Since I was quite free at that point in time I decided on writing a poem about it, and sharing it with some of my friends! Here it is:
Spending my days out at sea,
the place where I’d most like to be.
There’s plenty of sea weeds and jellies
To keep us feeling good in our bellies 🙂
But now it’s back to where I came,
After all these years, is it still the same?
It was dark and quiet unlike when I left
Back then I was small, and not so deft.
I was surrounded, I think I remember
By many of a kind of two-legged creature.
It was loud, and very bright.
It really did give me a fright.
They had some light, it was like a star.
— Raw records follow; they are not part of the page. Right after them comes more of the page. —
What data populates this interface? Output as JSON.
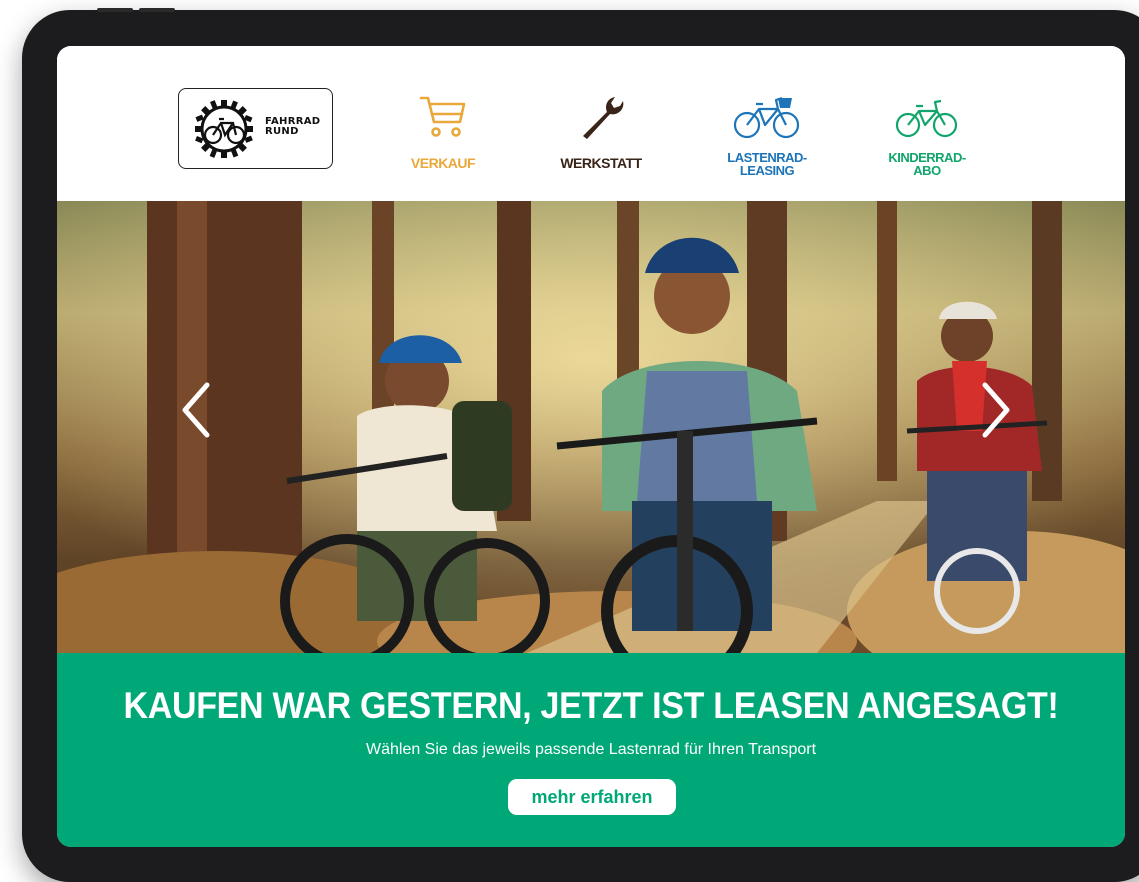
{
  "logo": {
    "line1": "FAHRRAD",
    "line2": "RUND",
    "icon": "gear-bicycle-icon"
  },
  "nav": [
    {
      "label": "VERKAUF",
      "icon": "shopping-cart-icon",
      "color": "#e9a83a"
    },
    {
      "label": "WERKSTATT",
      "icon": "wrench-icon",
      "color": "#3a2418"
    },
    {
      "label_line1": "LASTENRAD-",
      "label_line2": "LEASING",
      "icon": "cargo-bike-icon",
      "color": "#1d74b8"
    },
    {
      "label_line1": "KINDERRAD-",
      "label_line2": "ABO",
      "icon": "bicycle-icon",
      "color": "#12a56b"
    }
  ],
  "hero": {
    "prev_icon": "chevron-left-icon",
    "next_icon": "chevron-right-icon"
  },
  "banner": {
    "title": "KAUFEN WAR GESTERN, JETZT IST LEASEN ANGESAGT!",
    "subtitle": "Wählen Sie das jeweils passende Lastenrad für Ihren Transport",
    "button": "mehr erfahren",
    "background": "#00a877"
  }
}
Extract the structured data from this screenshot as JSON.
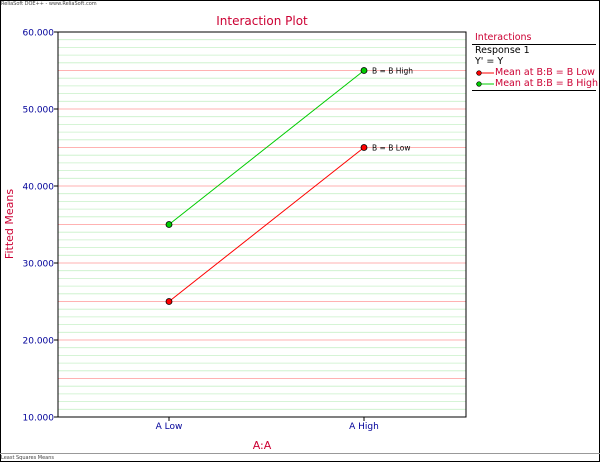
{
  "header": {
    "text": "ReliaSoft DOE++ - www.ReliaSoft.com"
  },
  "footer": {
    "text": "Least Squares Means"
  },
  "colors": {
    "accent": "#cc0033",
    "axis_text": "#000099",
    "series_low": "#ff0000",
    "series_high": "#00cc00"
  },
  "chart_data": {
    "type": "line",
    "title": "Interaction Plot",
    "xlabel": "A:A",
    "ylabel": "Fitted Means",
    "categories": [
      "A Low",
      "A High"
    ],
    "ylim": [
      10,
      60
    ],
    "y_ticks": [
      "10.000",
      "20.000",
      "30.000",
      "40.000",
      "50.000",
      "60.000"
    ],
    "grid": true,
    "legend_position": "right",
    "series": [
      {
        "name": "Mean at B:B = B Low",
        "end_label": "B = B Low",
        "values": [
          25,
          45
        ],
        "color": "#ff0000"
      },
      {
        "name": "Mean at B:B = B High",
        "end_label": "B = B High",
        "values": [
          35,
          55
        ],
        "color": "#00cc00"
      }
    ]
  },
  "legend": {
    "title": "Interactions",
    "subtitle_1": "Response 1",
    "subtitle_2": "Y' = Y",
    "items": [
      {
        "label": "Mean at B:B = B Low",
        "color": "#ff0000"
      },
      {
        "label": "Mean at B:B = B High",
        "color": "#00cc00"
      }
    ]
  }
}
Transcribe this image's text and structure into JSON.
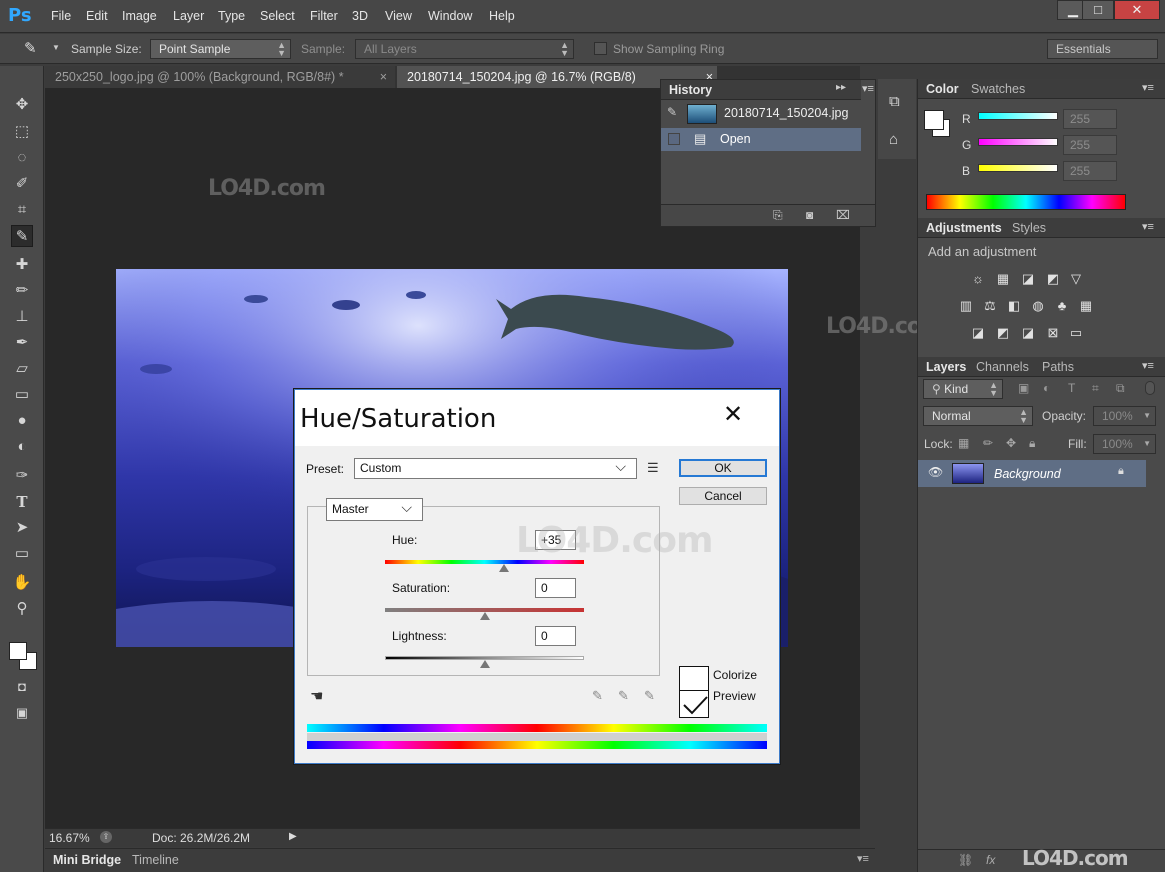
{
  "app": {
    "logo": "Ps"
  },
  "menu": [
    "File",
    "Edit",
    "Image",
    "Layer",
    "Type",
    "Select",
    "Filter",
    "3D",
    "View",
    "Window",
    "Help"
  ],
  "window_controls": {
    "minimize": "▁",
    "maximize": "□",
    "close": "✕"
  },
  "options_bar": {
    "sample_size_label": "Sample Size:",
    "sample_size_value": "Point Sample",
    "sample_label": "Sample:",
    "sample_value": "All Layers",
    "show_ring_label": "Show Sampling Ring",
    "workspace": "Essentials"
  },
  "tabs": [
    {
      "label": "250x250_logo.jpg @ 100% (Background, RGB/8#) *",
      "close": "×"
    },
    {
      "label": "20180714_150204.jpg @ 16.7% (RGB/8)",
      "close": "×"
    }
  ],
  "status": {
    "zoom": "16.67%",
    "doc": "Doc: 26.2M/26.2M"
  },
  "bottom_tabs": {
    "mini_bridge": "Mini Bridge",
    "timeline": "Timeline"
  },
  "history": {
    "tab": "History",
    "snapshot": "20180714_150204.jpg",
    "states": [
      {
        "label": "Open"
      }
    ]
  },
  "color_panel": {
    "tabs": [
      "Color",
      "Swatches"
    ],
    "channels": [
      {
        "label": "R",
        "value": "255"
      },
      {
        "label": "G",
        "value": "255"
      },
      {
        "label": "B",
        "value": "255"
      }
    ]
  },
  "adjustments_panel": {
    "tabs": [
      "Adjustments",
      "Styles"
    ],
    "heading": "Add an adjustment"
  },
  "layers_panel": {
    "tabs": [
      "Layers",
      "Channels",
      "Paths"
    ],
    "filter": "Kind",
    "blend_mode": "Normal",
    "opacity_label": "Opacity:",
    "opacity_value": "100%",
    "lock_label": "Lock:",
    "fill_label": "Fill:",
    "fill_value": "100%",
    "layers": [
      {
        "name": "Background"
      }
    ]
  },
  "watermark": {
    "text": "LO4D.com"
  },
  "dialog": {
    "title": "Hue/Saturation",
    "close": "✕",
    "preset_label": "Preset:",
    "preset_value": "Custom",
    "channel_value": "Master",
    "ok": "OK",
    "cancel": "Cancel",
    "hue_label": "Hue:",
    "hue_value": "+35",
    "saturation_label": "Saturation:",
    "saturation_value": "0",
    "lightness_label": "Lightness:",
    "lightness_value": "0",
    "colorize_label": "Colorize",
    "preview_label": "Preview",
    "colorize_checked": false,
    "preview_checked": true,
    "hue_fraction": 0.6,
    "saturation_fraction": 0.5,
    "lightness_fraction": 0.5
  }
}
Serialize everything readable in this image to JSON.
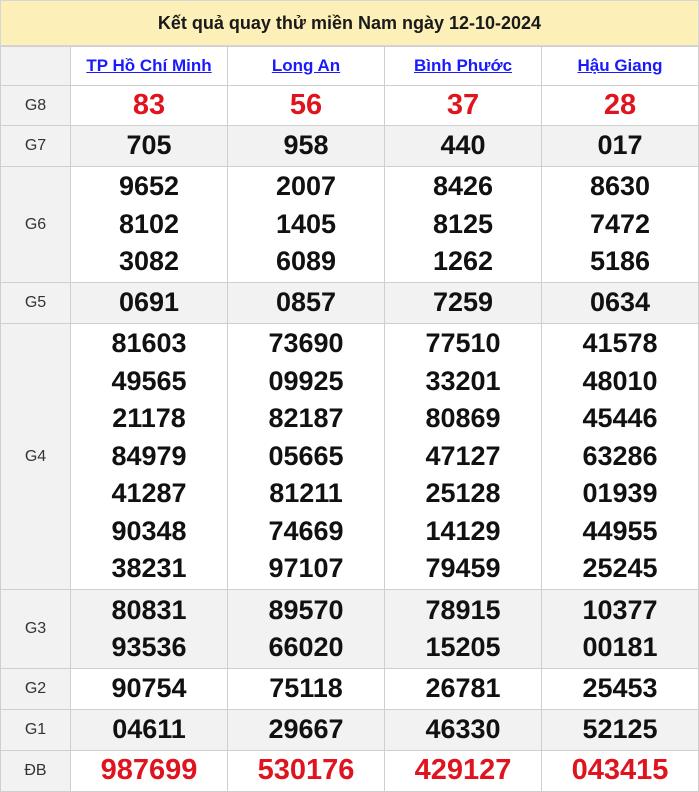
{
  "title": "Kết quả quay thử miền Nam ngày 12-10-2024",
  "provinces": [
    "TP Hồ Chí Minh",
    "Long An",
    "Bình Phước",
    "Hậu Giang"
  ],
  "prizes": [
    {
      "label": "G8",
      "values": [
        [
          "83"
        ],
        [
          "56"
        ],
        [
          "37"
        ],
        [
          "28"
        ]
      ],
      "highlight": true
    },
    {
      "label": "G7",
      "values": [
        [
          "705"
        ],
        [
          "958"
        ],
        [
          "440"
        ],
        [
          "017"
        ]
      ]
    },
    {
      "label": "G6",
      "values": [
        [
          "9652",
          "8102",
          "3082"
        ],
        [
          "2007",
          "1405",
          "6089"
        ],
        [
          "8426",
          "8125",
          "1262"
        ],
        [
          "8630",
          "7472",
          "5186"
        ]
      ]
    },
    {
      "label": "G5",
      "values": [
        [
          "0691"
        ],
        [
          "0857"
        ],
        [
          "7259"
        ],
        [
          "0634"
        ]
      ]
    },
    {
      "label": "G4",
      "values": [
        [
          "81603",
          "49565",
          "21178",
          "84979",
          "41287",
          "90348",
          "38231"
        ],
        [
          "73690",
          "09925",
          "82187",
          "05665",
          "81211",
          "74669",
          "97107"
        ],
        [
          "77510",
          "33201",
          "80869",
          "47127",
          "25128",
          "14129",
          "79459"
        ],
        [
          "41578",
          "48010",
          "45446",
          "63286",
          "01939",
          "44955",
          "25245"
        ]
      ]
    },
    {
      "label": "G3",
      "values": [
        [
          "80831",
          "93536"
        ],
        [
          "89570",
          "66020"
        ],
        [
          "78915",
          "15205"
        ],
        [
          "10377",
          "00181"
        ]
      ]
    },
    {
      "label": "G2",
      "values": [
        [
          "90754"
        ],
        [
          "75118"
        ],
        [
          "26781"
        ],
        [
          "25453"
        ]
      ]
    },
    {
      "label": "G1",
      "values": [
        [
          "04611"
        ],
        [
          "29667"
        ],
        [
          "46330"
        ],
        [
          "52125"
        ]
      ]
    },
    {
      "label": "ĐB",
      "values": [
        [
          "987699"
        ],
        [
          "530176"
        ],
        [
          "429127"
        ],
        [
          "043415"
        ]
      ],
      "highlight": true
    }
  ]
}
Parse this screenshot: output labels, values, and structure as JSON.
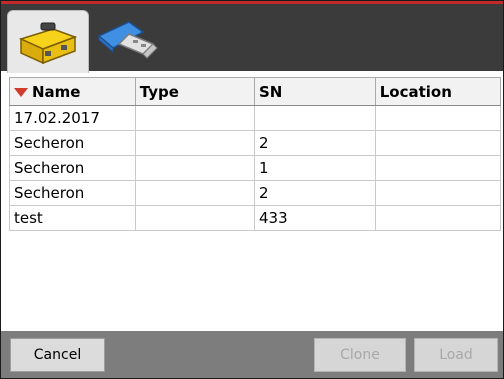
{
  "tabs": [
    {
      "icon": "yellow-toolbox-icon",
      "active": true
    },
    {
      "icon": "usb-drive-icon",
      "active": false
    }
  ],
  "table": {
    "columns": [
      "Name",
      "Type",
      "SN",
      "Location"
    ],
    "sort_column": "Name",
    "sort_indicator_color": "#d23c2c",
    "rows": [
      [
        "17.02.2017",
        "",
        "",
        ""
      ],
      [
        "Secheron",
        "",
        "2",
        ""
      ],
      [
        "Secheron",
        "",
        "1",
        ""
      ],
      [
        "Secheron",
        "",
        "2",
        ""
      ],
      [
        "test",
        "",
        "433",
        ""
      ]
    ]
  },
  "buttons": {
    "cancel": "Cancel",
    "clone": "Clone",
    "load": "Load"
  },
  "colors": {
    "topbar": "#3b3b3b",
    "accent_line": "#c22a2a",
    "bottombar": "#7d7d7d"
  }
}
But they hurt my eyes, for they weren’t very far.
Luckily it seems much quieter tonight.
I’m hoping hard it stays just right.
As I started to dig and build my first nest,
I was faced with my very first test.
I heard some voices, and soon enough,
It was clear that things were about to get tough.
Just like before, surrounded by dozens of toes, it seems I’ve met plenty of new foes.
Once again their stars shone bright
And more of them started to come out into the light.
Should I leave? Is this place safe?
Or should I return, back to the waves?
It’s been a long night though, and I’ve come so far.
Already dug my nest deep in this sandbar.
But what if they eat me, or worse, they wait, for when I leave, so they can steal my eggs!
Just then, one of the creatures stepped forth. It spoke to the rest, and seemed to be begging of some sort.
One by one the blinding lights disappeared. And the large crowd thar had formed soon begun to clear.
Was this luck, or was it a trap?
Will they still eat me or wear me like a cap?
No wait, it doesn’t seem that way. These ones seem nicer, I feel safer today.
Besides, if they wanted to they would’ve taken me by now, so I shall take this chance and finish up somehow.
As I started to leave and return to the sea, the place I’d most like to be.
I took another look at the nest I had built,
And I had a really strange feeling of guilt.
I wish I hadn’t left my eggs in those sands. I can only hope those creatures were friends.
They don’t seem as bad as they used to be. Let’s hope my babies make it back to sea.
I shared my poem with my friend Wee Leong over a Zoom call, who thought it was really nice! He said he had no idea that sea turtles actually came to Singapore, and if he actually did see one in the wild, he’d probably have gone up close to take a bunch of pictures without thinking twice because, well, it’s a sea turtle! Could be a once-in-a-lifetime opportunity, which I agreed with him.
The poem helped to bolster a conversation, where I then shared about what should and shouldn’t be done if we are ever fortunate enough to encounter a sea turtle. Like the poem says, curious, excited people can often end up stressing out the turtle and making it difficult for them to lay eggs, which is a problem especially with a Critically Endangered species like the Hawksbill Turtle.
I didn’t really write this with any particular audience in mind, though in hindsight the rhymes may be engaging and interesting to some younger audiences. It was a spur-of-the-moment kind of decision to write a poem after reading the articles about the Hawksbill Turtle sighting, and I have to say I’m glad I followed through on it.
It was quite interesting having to think of words that rhymed (or at least, sort of rhymed) to keep the format consistent, while at the same time trying to make the narratives and the facts accurate. In the past I liked to stick to photos I’ve taken accompanied by facts (like on my Instagram) but I guess it’s kinda nice to step out of my comfort zone for once to try a completely new medium for engagement. 😊😊😊